• WHAT YOU NEED TO DO: Work out how many lines in the entries contain the string "JSON", and give nothing but that number.

=-=-=

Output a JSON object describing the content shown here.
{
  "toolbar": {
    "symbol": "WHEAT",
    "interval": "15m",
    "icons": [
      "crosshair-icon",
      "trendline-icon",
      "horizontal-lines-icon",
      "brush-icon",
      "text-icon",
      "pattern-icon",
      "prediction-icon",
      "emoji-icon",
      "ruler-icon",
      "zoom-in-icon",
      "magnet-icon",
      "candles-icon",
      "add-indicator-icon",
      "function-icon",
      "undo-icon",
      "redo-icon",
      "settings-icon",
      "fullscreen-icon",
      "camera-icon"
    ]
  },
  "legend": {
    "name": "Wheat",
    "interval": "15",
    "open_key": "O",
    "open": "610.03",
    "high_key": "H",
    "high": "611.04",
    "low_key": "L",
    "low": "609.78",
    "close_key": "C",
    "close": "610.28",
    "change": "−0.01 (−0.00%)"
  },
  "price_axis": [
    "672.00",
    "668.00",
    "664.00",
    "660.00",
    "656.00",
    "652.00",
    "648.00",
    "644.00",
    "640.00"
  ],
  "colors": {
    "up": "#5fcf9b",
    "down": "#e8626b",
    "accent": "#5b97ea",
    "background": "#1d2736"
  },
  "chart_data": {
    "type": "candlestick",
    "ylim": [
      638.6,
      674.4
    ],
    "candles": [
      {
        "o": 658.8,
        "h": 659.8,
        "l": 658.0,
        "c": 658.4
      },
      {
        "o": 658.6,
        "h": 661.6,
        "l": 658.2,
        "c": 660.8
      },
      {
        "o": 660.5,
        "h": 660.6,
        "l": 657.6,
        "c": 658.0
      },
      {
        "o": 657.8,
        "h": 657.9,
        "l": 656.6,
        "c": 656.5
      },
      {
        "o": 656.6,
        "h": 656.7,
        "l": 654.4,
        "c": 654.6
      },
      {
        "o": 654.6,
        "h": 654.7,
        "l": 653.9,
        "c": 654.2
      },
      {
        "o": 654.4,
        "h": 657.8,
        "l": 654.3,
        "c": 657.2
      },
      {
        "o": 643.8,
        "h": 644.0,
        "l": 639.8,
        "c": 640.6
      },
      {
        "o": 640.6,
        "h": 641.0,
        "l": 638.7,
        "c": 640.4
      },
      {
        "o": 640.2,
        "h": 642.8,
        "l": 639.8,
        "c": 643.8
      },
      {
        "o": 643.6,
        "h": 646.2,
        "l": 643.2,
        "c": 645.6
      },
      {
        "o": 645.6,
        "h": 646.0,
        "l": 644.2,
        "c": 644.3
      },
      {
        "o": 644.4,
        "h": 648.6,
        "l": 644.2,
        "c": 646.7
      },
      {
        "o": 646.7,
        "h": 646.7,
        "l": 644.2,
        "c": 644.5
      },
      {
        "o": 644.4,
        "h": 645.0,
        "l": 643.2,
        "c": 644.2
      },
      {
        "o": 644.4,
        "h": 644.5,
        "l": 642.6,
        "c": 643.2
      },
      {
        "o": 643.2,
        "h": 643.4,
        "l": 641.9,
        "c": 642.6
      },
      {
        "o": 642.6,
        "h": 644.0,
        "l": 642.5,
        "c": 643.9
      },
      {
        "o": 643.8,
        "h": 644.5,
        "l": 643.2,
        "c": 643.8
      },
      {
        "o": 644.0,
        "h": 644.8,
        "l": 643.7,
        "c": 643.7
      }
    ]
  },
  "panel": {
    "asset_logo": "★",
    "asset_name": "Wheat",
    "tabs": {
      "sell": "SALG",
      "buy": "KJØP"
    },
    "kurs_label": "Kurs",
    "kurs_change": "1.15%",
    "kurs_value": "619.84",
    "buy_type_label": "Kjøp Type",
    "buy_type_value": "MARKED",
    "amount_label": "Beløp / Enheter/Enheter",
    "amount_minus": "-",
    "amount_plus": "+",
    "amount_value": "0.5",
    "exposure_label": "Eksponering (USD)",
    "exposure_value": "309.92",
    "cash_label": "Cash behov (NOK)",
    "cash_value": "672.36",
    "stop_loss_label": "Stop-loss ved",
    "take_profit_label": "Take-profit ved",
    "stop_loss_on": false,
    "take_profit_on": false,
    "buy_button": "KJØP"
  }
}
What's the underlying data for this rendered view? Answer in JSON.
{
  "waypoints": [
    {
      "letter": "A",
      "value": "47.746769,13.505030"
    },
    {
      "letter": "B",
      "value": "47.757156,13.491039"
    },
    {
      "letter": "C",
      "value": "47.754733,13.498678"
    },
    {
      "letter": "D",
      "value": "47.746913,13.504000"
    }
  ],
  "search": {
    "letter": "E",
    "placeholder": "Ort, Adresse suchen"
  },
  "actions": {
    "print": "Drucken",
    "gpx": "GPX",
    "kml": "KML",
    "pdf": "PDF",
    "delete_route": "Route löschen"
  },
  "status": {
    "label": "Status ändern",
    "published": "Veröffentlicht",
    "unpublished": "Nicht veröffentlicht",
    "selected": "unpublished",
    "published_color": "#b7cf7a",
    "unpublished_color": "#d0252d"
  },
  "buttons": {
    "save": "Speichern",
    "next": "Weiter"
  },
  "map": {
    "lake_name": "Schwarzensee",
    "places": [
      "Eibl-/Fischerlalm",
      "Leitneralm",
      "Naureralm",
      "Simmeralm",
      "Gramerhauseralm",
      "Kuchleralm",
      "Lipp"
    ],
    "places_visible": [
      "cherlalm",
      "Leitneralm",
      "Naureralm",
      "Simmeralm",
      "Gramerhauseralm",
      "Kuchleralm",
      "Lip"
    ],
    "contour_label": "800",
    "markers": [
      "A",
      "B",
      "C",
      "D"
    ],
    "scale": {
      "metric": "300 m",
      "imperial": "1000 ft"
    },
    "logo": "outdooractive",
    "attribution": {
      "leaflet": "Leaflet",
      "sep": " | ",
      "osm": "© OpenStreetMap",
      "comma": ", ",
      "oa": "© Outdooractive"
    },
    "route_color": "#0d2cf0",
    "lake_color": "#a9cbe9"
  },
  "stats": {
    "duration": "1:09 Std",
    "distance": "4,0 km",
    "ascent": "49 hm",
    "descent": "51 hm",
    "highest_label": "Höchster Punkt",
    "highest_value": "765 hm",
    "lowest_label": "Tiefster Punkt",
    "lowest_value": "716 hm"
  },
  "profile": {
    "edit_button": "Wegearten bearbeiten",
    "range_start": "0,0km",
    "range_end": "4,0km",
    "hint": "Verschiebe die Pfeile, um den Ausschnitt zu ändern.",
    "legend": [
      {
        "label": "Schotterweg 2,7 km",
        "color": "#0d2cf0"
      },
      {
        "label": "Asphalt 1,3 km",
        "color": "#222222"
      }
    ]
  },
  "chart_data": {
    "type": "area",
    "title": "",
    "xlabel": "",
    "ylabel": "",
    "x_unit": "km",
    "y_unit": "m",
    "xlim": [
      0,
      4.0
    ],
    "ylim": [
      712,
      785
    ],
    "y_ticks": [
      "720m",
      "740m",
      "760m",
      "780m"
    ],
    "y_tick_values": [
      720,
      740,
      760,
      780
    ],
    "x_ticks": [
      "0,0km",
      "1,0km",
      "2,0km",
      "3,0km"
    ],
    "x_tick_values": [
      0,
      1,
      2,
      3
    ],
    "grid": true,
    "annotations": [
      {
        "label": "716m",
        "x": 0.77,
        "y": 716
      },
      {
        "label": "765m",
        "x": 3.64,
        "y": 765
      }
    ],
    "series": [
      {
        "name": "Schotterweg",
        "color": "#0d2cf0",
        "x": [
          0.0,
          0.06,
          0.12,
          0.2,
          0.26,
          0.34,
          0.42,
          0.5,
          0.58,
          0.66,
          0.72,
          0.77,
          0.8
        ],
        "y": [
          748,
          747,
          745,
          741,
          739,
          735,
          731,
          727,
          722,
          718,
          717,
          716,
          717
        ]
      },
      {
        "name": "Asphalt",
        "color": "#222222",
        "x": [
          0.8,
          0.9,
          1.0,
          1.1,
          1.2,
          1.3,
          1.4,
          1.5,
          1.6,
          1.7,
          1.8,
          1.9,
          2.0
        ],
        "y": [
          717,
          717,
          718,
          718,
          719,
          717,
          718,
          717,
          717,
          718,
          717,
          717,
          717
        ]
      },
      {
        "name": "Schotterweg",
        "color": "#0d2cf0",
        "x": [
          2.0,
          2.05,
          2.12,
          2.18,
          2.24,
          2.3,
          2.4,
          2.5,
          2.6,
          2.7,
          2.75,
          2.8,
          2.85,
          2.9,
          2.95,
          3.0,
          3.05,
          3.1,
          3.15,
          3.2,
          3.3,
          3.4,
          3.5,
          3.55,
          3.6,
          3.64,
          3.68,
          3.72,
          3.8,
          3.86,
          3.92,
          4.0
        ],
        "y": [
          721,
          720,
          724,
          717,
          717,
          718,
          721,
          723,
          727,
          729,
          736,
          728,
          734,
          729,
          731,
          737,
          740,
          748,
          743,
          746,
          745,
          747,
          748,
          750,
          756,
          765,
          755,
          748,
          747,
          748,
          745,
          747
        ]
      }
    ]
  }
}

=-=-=

• YOUR SOLUTION: 2